(Data records for software interfaces)
[Start of Attachment]
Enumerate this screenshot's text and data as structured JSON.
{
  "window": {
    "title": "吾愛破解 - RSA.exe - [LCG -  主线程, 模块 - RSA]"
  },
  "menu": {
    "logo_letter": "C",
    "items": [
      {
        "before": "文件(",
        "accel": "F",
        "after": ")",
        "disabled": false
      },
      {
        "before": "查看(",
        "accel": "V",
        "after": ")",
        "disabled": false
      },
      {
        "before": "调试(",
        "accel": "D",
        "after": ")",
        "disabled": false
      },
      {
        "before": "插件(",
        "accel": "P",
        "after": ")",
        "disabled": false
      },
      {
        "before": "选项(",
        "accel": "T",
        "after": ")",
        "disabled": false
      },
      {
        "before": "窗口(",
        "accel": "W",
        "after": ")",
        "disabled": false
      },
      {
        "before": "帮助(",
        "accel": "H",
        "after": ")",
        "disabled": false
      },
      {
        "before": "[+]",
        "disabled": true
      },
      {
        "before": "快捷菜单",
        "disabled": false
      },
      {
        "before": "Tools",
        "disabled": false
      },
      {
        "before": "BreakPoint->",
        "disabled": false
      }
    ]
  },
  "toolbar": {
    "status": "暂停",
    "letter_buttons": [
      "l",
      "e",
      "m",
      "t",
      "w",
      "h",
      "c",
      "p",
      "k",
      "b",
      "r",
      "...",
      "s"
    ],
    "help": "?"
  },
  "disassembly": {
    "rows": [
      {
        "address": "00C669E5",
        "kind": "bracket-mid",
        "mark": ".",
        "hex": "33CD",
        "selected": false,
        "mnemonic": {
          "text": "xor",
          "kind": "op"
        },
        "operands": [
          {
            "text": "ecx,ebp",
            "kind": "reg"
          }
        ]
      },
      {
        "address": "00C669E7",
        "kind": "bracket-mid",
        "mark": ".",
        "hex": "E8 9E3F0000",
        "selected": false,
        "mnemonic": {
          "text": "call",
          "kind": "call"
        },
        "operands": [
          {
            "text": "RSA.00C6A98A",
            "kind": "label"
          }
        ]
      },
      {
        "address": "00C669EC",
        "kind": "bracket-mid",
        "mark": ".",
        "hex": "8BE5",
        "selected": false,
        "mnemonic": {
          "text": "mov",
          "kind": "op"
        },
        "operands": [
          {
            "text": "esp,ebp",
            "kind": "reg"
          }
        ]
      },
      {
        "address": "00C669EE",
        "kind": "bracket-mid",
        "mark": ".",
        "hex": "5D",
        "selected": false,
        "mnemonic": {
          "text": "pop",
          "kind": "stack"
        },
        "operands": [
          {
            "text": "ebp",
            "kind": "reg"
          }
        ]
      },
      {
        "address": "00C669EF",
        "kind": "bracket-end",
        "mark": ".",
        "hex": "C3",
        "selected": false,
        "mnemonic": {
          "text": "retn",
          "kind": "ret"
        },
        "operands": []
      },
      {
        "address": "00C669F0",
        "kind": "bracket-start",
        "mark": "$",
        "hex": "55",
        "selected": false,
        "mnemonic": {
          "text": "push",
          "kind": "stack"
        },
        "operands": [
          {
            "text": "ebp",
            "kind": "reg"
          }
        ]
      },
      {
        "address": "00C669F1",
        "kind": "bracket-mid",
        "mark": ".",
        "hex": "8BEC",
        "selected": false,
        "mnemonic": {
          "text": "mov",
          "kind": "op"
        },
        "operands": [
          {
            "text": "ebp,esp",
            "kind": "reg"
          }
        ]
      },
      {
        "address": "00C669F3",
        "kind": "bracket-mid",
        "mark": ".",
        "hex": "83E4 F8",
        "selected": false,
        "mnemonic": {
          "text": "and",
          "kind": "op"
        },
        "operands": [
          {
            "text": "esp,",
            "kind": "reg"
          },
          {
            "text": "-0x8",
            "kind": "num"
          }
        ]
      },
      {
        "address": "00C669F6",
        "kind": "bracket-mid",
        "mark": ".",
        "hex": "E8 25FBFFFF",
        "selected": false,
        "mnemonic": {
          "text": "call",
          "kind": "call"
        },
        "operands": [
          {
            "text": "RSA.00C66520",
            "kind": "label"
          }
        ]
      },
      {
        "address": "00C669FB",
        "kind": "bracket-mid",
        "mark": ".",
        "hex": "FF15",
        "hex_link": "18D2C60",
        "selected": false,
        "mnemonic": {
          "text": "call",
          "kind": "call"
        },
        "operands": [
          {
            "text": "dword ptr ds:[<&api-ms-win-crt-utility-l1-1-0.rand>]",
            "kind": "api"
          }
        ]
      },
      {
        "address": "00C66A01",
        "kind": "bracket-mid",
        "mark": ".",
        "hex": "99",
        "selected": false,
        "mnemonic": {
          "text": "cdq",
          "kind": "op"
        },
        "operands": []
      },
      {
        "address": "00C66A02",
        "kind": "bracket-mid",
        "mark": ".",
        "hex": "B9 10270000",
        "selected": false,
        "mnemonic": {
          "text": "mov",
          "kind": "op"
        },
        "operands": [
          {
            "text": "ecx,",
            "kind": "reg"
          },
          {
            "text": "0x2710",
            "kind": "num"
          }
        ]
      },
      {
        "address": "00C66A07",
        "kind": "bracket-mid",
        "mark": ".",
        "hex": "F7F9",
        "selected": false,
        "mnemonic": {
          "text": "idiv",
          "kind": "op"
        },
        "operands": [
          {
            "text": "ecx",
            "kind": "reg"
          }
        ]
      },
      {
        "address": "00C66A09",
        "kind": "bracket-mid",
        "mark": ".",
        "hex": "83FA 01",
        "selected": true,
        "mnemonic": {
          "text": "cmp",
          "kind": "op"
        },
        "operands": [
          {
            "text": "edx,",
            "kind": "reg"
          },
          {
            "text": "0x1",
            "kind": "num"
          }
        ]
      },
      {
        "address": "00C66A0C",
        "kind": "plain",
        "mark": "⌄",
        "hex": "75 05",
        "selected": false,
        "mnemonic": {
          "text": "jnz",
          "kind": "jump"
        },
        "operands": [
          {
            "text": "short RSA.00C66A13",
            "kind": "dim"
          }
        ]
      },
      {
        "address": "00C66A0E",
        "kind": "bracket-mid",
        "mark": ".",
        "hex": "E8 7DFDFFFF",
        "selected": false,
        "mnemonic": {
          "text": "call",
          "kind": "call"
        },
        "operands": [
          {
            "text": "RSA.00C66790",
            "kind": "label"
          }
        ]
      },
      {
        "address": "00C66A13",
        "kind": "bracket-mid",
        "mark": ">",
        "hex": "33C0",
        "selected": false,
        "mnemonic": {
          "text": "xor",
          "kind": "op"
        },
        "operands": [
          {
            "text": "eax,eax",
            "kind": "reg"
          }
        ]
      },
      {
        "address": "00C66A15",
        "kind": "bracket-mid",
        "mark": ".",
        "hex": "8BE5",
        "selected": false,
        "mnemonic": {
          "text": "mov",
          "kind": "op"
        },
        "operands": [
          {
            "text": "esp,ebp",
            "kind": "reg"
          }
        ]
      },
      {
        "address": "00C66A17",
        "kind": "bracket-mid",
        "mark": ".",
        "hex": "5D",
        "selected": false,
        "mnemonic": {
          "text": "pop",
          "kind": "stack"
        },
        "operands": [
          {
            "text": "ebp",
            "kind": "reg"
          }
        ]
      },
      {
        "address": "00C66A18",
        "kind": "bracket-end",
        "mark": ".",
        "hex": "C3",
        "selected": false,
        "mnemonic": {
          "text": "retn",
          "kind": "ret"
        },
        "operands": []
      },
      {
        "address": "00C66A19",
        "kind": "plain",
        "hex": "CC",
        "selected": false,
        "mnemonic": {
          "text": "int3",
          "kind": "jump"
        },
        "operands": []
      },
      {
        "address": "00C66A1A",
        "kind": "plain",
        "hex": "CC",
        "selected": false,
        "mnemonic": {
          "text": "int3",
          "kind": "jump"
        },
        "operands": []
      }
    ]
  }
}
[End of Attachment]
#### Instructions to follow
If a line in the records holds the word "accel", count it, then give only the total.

#### Answer to this problem
7